“At the emergency room they concurred with the diagnosis of gastric flu, ignoring any other symptoms present,” Staunton testified. “Twelve minutes before Rory left the hospital his vital signs were taken. His condition had deteriorated. It appears that no one took the time to review all available information.
“They discharged him noting ‘patient improved,’ despite that fact that his vital signs were totally irregular and had deteriorated since his arrival there. The hospital staff concluded he had a sick stomach and was suffering from dehydration.”
Rory’s parents brought him home to Sunnyside, Queens, and his condition continued to deteriorate. The next day, Friday, the pediatrician told the Stauntons not to worry about the fever and his other ailments which by this point also included severe dizziness.
However, his health rapidly deteriorating, Rory's petrified parents raced him back to NYU Langone that evening where ER frantically went to work to treat him – “all hell broke loose,” as Staunton told the Senate.
But by then it was too late, as the 12-year-old was in the throes of sepsis that was racing through his organs. Less than 48 hours later, Rory Staunton died in the ICU, leaving behind his heartbroken parents, a 10-year-old sister, Kathleen, and shocked family members and friends throughout Ireland and the U.S.
Rory’s parents had no idea what sepsis was, and therefore never thought to look for possible symptoms. The fact that blood tests showing clear signs of the infection went ignored by his pediatrician and staff at NYU Langone galls the family even more because sepsis is treatable if it is caught at its onset.
“Rory’s mom stripped him down and checked to see if they had missed a bug bite. She also checked him for signs of meningitis,” Staunton testified. “But we never heard of sepsis.”
Now, the Stauntons are committed to carrying forth Rory’s memory by helping to ensure that no family ever feels the pain of losing a loved one to undiagnosed sepsis. In May of this year New York Governor Andrew Cuomo signed into law “Rory’s Regulations” which require all hospitals in New York State to adopt protocols to identify and treat sepsis.

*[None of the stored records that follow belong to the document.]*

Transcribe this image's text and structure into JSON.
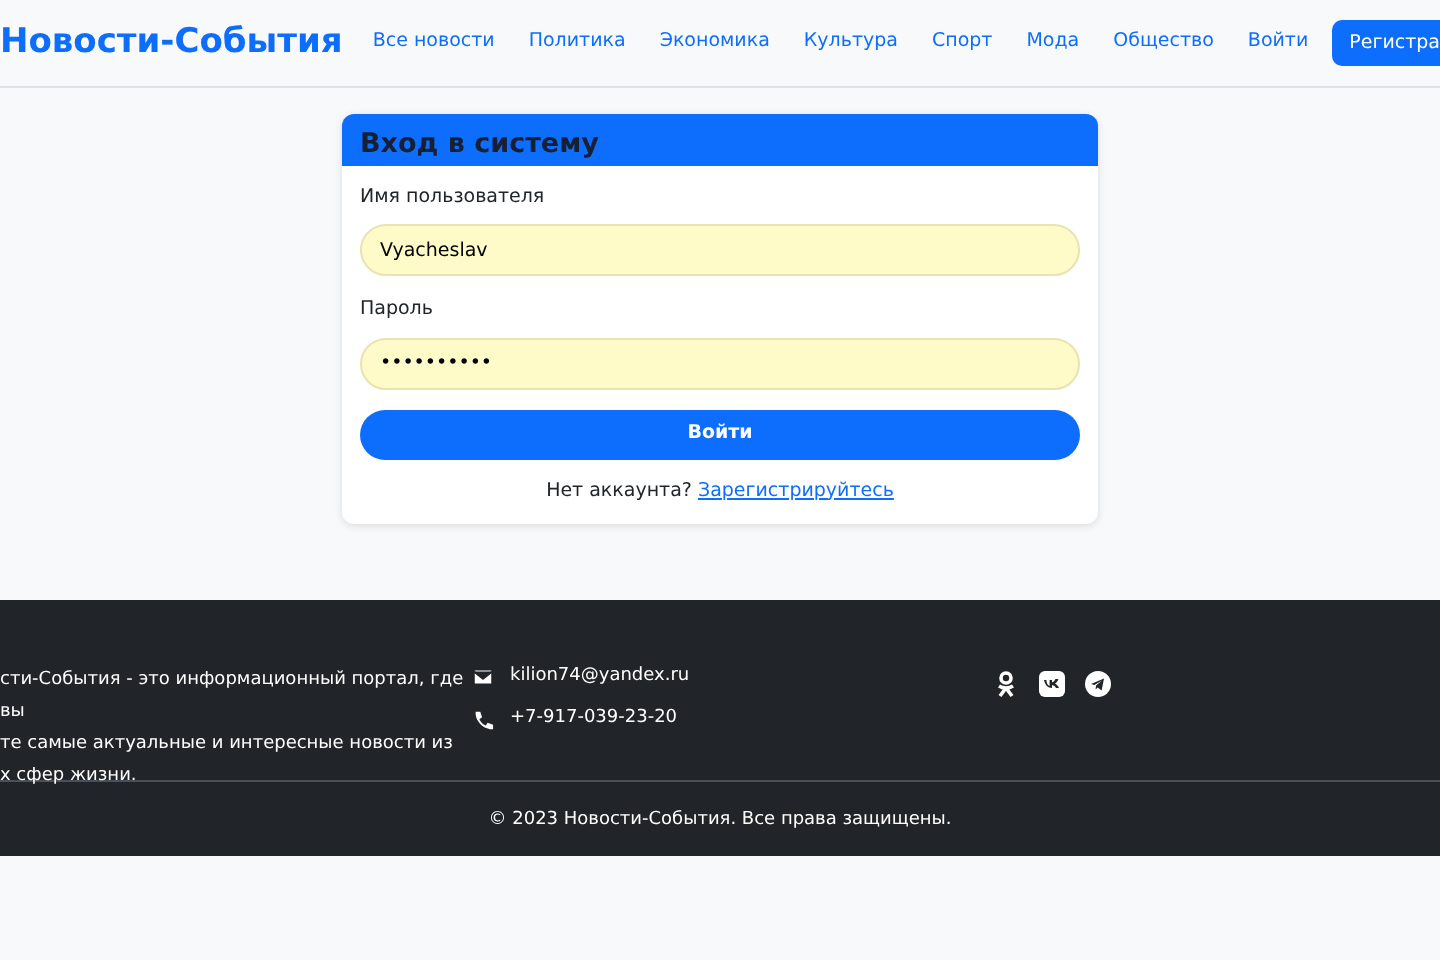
{
  "navbar": {
    "brand": "Новости-События",
    "links": [
      {
        "label": "Все новости"
      },
      {
        "label": "Политика"
      },
      {
        "label": "Экономика"
      },
      {
        "label": "Культура"
      },
      {
        "label": "Спорт"
      },
      {
        "label": "Мода"
      },
      {
        "label": "Общество"
      },
      {
        "label": "Войти"
      }
    ],
    "register_button": "Регистра"
  },
  "login": {
    "title": "Вход в систему",
    "fields": [
      {
        "label": "Имя пользователя",
        "value": "Vyacheslav"
      },
      {
        "label": "Пароль",
        "value": "••••••••••"
      }
    ],
    "submit": "Войти",
    "prompt": "Нет аккаунта?",
    "register_link": "Зарегистрируйтесь"
  },
  "footer": {
    "description_lines": [
      "сти-События - это информационный портал, где вы",
      "те самые актуальные и интересные новости из",
      "х сфер жизни."
    ],
    "contacts": [
      {
        "kind": "email",
        "text": "kilion74@yandex.ru"
      },
      {
        "kind": "phone",
        "text": "+7-917-039-23-20"
      }
    ],
    "social": [
      {
        "kind": "ok"
      },
      {
        "kind": "vk"
      },
      {
        "kind": "telegram"
      }
    ],
    "copyright": "© 2023 Новости-События. Все права защищены."
  }
}
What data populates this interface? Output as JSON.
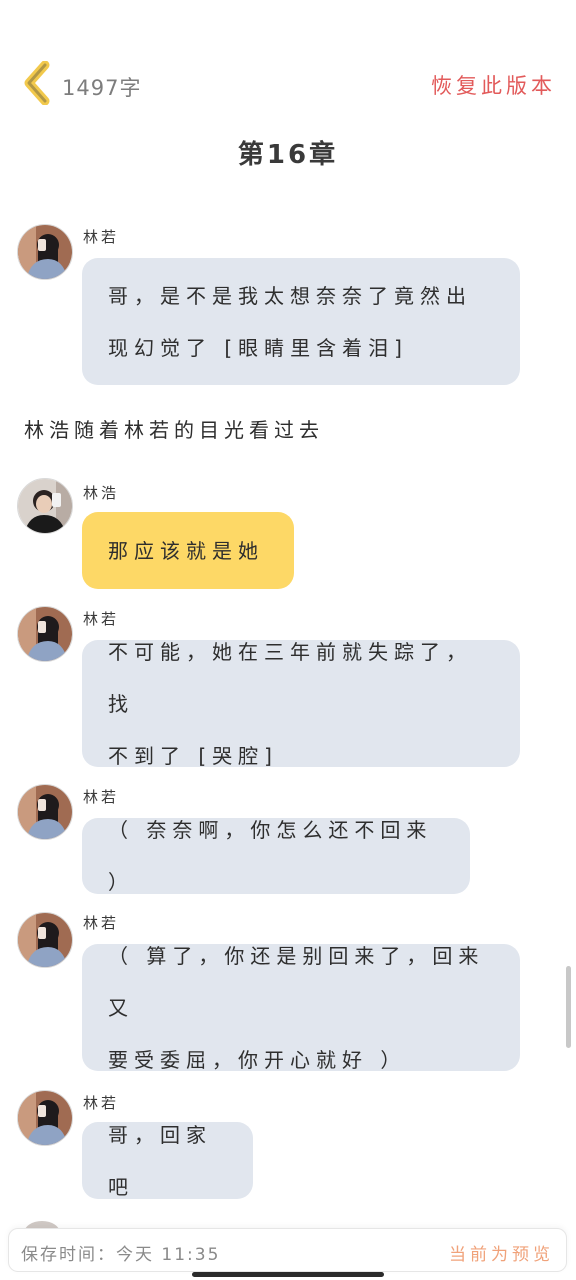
{
  "header": {
    "word_count": "1497字",
    "restore_label": "恢复此版本",
    "back_icon": "chevron-left-icon"
  },
  "chapter_title": "第16章",
  "messages": [
    {
      "speaker": "林若",
      "lines": [
        "哥，是不是我太想奈奈了竟然出",
        "现幻觉了 [眼睛里含着泪]"
      ]
    },
    {
      "narration": "林浩随着林若的目光看过去"
    },
    {
      "speaker": "林浩",
      "lines": [
        "那应该就是她"
      ]
    },
    {
      "speaker": "林若",
      "lines": [
        "不可能，她在三年前就失踪了，找",
        "不到了 [哭腔]"
      ]
    },
    {
      "speaker": "林若",
      "lines": [
        "（ 奈奈啊，你怎么还不回来 ）"
      ]
    },
    {
      "speaker": "林若",
      "lines": [
        "（ 算了，你还是别回来了，回来又",
        "要受委屈，你开心就好 ）"
      ]
    },
    {
      "speaker": "林若",
      "lines": [
        "哥，回家吧"
      ]
    }
  ],
  "footer": {
    "save_time": "保存时间：今天 11:35",
    "preview_status": "当前为预览"
  },
  "colors": {
    "accent_red": "#e25a5a",
    "accent_yellow": "#f2c94c",
    "bubble_gray": "#e1e6ee",
    "bubble_yellow": "#fdd866",
    "preview_orange": "#f0a27a"
  }
}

“Rory’s Regulations will help New York set a gold-standard for patient care. Governor Cuomo believes that 5,000 to 8,000 lives a year in the State of New York will be saved as a result of Rory’s Regulations,” Staunton told Senate members.
“If this strategy was applied to all Americans, it could save more than 150,000 lives a year, more than 400 people a day.
“Sepsis is a medical emergency. Sepsis needs to be suspected. Once it is suspected and treated we can save lives and save the U.S. economy billions.
“We are calling on Congress to institute a federal nationwide program of education on early detection of sepsis with similar standards in all 50 states. We are also calling on Congress to create a comprehensive educational resource so that doctors, nurses and, yes, parents and patients can include sepsis as a possible diagnosis when a patient shows up in an emergency room with similar symptoms to Rory. Sepsis is not a deadly disease when caught in time.”
To read Ciaran Staunton’s full testimony to the Senate click here.
Here’s the video of the full Senate hearing on “U.S. Efforts to Reduce Healthcare-Associated Infections”